Improved Implants (Sort Of)
Yes, they're back, but they still require a heck of a lot of scrutiny
Silicone or saline? Women considering implants for breast reconstruction or augmentation once again have a choice. The Food and Drug Administration, after a 14-year ban, has decided that silicone implants don't pose any serious health risks. Plastic surgeons are applauding the move and fielded phone calls all last week from those seeking to get the new implants. Denise Pardue, 36, of Melbourne, Fla., plans to have her saline implants replaced with silicone ones, which her surgeon tells her will conform better to her thin frame. At 5 feet, 4 inches tall and 110 pounds, she thinks her saline implants, which she got eight years ago to fill out her 32 AAs, look too artificial. "When I bend over, I can see ripples around the edges of the implant, and my breasts feel hard, not soft," says Pardue. "I want my breasts to feel as natural as possible."
But many women may be reluctant to put silicone in their bodies after the initial scare that led the FDA to outlaw the implants in 1992. At the time, anecdotal reports in medical literature suggested that leaking silicone could trigger an exaggerated immune reaction, causing diseases like lupus and rheumatoid arthritis. Dow Corning, a onetime implant maker, spent nine years in bankruptcy after paying out $3.2 billion to settle tens of thousands of injury claims. Since then, though, a spate of studies, including a 1999 landmark report from the Institute of Medicine and the manufacturers' clinical trial data, have found no link between silicone and autoimmune disorders. "The toxicity tests we reviewed show that silicone has no adverse effects," says Donna-Bea Tillman, who heads the FDA's office of device evaluation.
Not permanent. Still, the FDA added a cautionary note: Breast implants won't last a lifetime. "Within four years, about 20 to 25 percent of women who have received the implants for augmentation can expect to have additional surgeries due to hardening of the breasts, shifting of the implants, sagging, and less commonly, ruptures," says Tillman. The companies in fact offer lifetime warranties to replace defective saline and silicone implants and cover $1,200 of the surgical cost to replace them within the first five years.
Women over the age of 22 who have no active infections, existing breast cancers, or abnormal breast biopsies, and who aren't pregnant or nursing can get the silicone implants--the same stipulations that come with their saline counterparts.

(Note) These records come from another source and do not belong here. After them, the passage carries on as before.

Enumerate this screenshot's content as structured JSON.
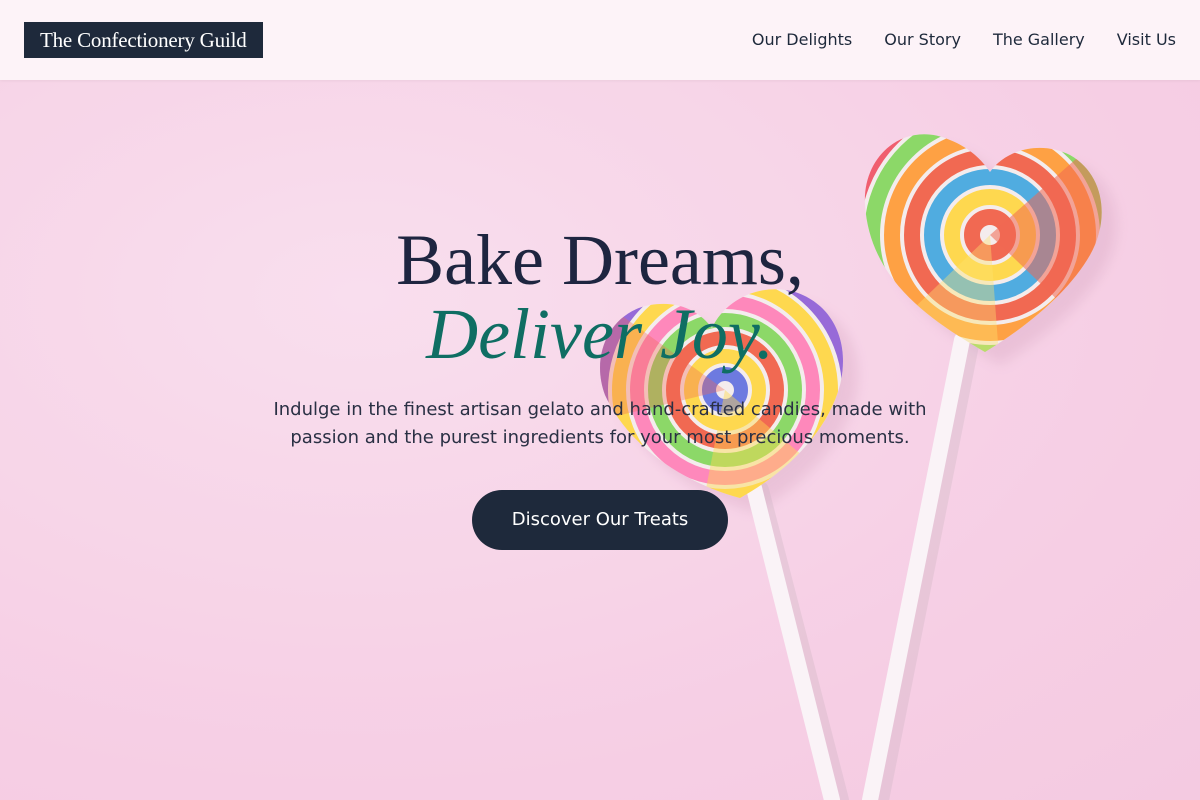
{
  "header": {
    "logo": "The Confectionery Guild",
    "nav": [
      {
        "label": "Our Delights"
      },
      {
        "label": "Our Story"
      },
      {
        "label": "The Gallery"
      },
      {
        "label": "Visit Us"
      }
    ]
  },
  "hero": {
    "title_line1": "Bake Dreams,",
    "title_line2": "Deliver Joy.",
    "subtitle": "Indulge in the finest artisan gelato and hand-crafted candies, made with passion and the purest ingredients for your most precious moments.",
    "cta_label": "Discover Our Treats",
    "background_image": "heart-lollipops-image"
  },
  "colors": {
    "header_bg": "#fdf3f8",
    "hero_bg": "#f7d2e6",
    "navy": "#1e293b",
    "teal_accent": "#0f6e63"
  }
}
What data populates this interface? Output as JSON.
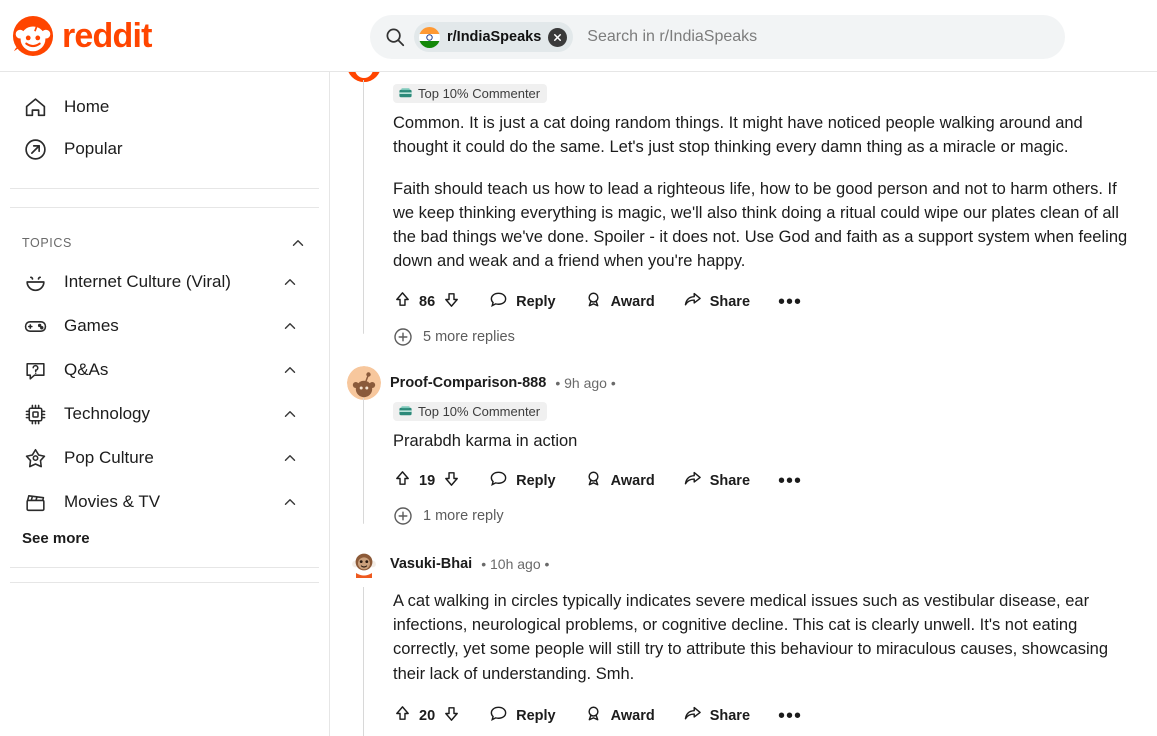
{
  "header": {
    "brand_name": "reddit",
    "brand_color": "#ff4500",
    "logo_icon": "reddit-snoo-logo",
    "search": {
      "icon": "search-icon",
      "chip_label": "r/IndiaSpeaks",
      "chip_icon": "india-flag-icon",
      "chip_clear_icon": "close-icon",
      "placeholder": "Search in r/IndiaSpeaks",
      "value": ""
    }
  },
  "sidebar": {
    "nav": [
      {
        "label": "Home",
        "icon": "home-icon"
      },
      {
        "label": "Popular",
        "icon": "popular-arrow-icon"
      }
    ],
    "topics_section": {
      "title": "TOPICS",
      "chevron_icon": "chevron-up-icon"
    },
    "topics": [
      {
        "label": "Internet Culture (Viral)",
        "icon": "smiley-icon",
        "chevron": "chevron-up-icon"
      },
      {
        "label": "Games",
        "icon": "gamepad-icon",
        "chevron": "chevron-up-icon"
      },
      {
        "label": "Q&As",
        "icon": "question-bubble-icon",
        "chevron": "chevron-up-icon"
      },
      {
        "label": "Technology",
        "icon": "chip-icon",
        "chevron": "chevron-up-icon"
      },
      {
        "label": "Pop Culture",
        "icon": "star-icon",
        "chevron": "chevron-up-icon"
      },
      {
        "label": "Movies & TV",
        "icon": "clapperboard-icon",
        "chevron": "chevron-up-icon"
      }
    ],
    "see_more_label": "See more"
  },
  "actions_labels": {
    "reply": "Reply",
    "award": "Award",
    "share": "Share",
    "overflow": "•••",
    "upvote_icon": "upvote-arrow-icon",
    "downvote_icon": "downvote-arrow-icon",
    "reply_icon": "comment-bubble-icon",
    "award_icon": "award-medal-icon",
    "share_icon": "share-arrow-icon"
  },
  "comments": [
    {
      "id": "c1",
      "username": "",
      "meta": "",
      "badge": "Top 10% Commenter",
      "badge_icon": "top-commenter-badge-icon",
      "avatar_color": "#ff4500",
      "paragraphs": [
        "Common. It is just a cat doing random things. It might have noticed people walking around and thought it could do the same. Let's just stop thinking every damn thing as a miracle or magic.",
        "Faith should teach us how to lead a righteous life, how to be good person and not to harm others. If we keep thinking everything is magic, we'll also think doing a ritual could wipe our plates clean of all the bad things we've done. Spoiler - it does not. Use God and faith as a support system when feeling down and weak and a friend when you're happy."
      ],
      "votes": "86",
      "more_replies": "5 more replies"
    },
    {
      "id": "c2",
      "username": "Proof-Comparison-888",
      "meta": "• 9h ago •",
      "badge": "Top 10% Commenter",
      "badge_icon": "top-commenter-badge-icon",
      "avatar_color": "#f2b08a",
      "paragraphs": [
        "Prarabdh karma in action"
      ],
      "votes": "19",
      "more_replies": "1 more reply"
    },
    {
      "id": "c3",
      "username": "Vasuki-Bhai",
      "meta": "• 10h ago •",
      "badge": "",
      "badge_icon": "",
      "avatar_color": "#ffffff",
      "paragraphs": [
        "A cat walking in circles typically indicates severe medical issues such as vestibular disease, ear infections, neurological problems, or cognitive decline. This cat is clearly unwell. It's not eating correctly, yet some people will still try to attribute this behaviour to miraculous causes, showcasing their lack of understanding. Smh."
      ],
      "votes": "20",
      "more_replies": ""
    }
  ]
}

Up to 15 percent of women with either type of implant experience side effects such as breast pain, swelling, or capsular contracture, a hardening of the breast around the implant.
The big difference between the two implants is no mystery: Women prefer the look and feel of silicone. The Jell-O-like substance behaves similarly to breast tissue. "It conforms to the body more closely and moves when you push on it," says plastic surgeon Brent Moelleken, an assistant clinical professor of medicine at the University of California--Los Angeles Medical Center who helped test the implants in one of the manufacturer's clinical trials.